Task to complete
Give the number of lines in the data that hold the string "SECTOR". Nothing else is needed.

Dataset rows describing interfaces

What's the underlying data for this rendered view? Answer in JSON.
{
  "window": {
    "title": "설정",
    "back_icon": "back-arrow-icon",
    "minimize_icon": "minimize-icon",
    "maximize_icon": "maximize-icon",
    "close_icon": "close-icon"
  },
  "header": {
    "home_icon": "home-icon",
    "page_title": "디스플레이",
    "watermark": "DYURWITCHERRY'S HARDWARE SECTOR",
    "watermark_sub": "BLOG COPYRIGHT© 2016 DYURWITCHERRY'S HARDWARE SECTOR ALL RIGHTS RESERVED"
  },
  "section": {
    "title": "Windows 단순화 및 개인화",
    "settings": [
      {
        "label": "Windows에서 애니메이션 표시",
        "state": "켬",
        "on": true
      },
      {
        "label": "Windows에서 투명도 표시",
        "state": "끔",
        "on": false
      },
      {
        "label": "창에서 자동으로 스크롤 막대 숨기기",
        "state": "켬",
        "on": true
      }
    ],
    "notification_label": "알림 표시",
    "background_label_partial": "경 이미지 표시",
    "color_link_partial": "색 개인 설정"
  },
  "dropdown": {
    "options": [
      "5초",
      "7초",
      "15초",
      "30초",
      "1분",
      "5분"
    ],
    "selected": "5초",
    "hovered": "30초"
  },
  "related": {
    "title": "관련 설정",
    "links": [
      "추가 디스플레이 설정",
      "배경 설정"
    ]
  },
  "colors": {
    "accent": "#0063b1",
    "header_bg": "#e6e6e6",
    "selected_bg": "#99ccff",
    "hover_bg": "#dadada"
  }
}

Your response
2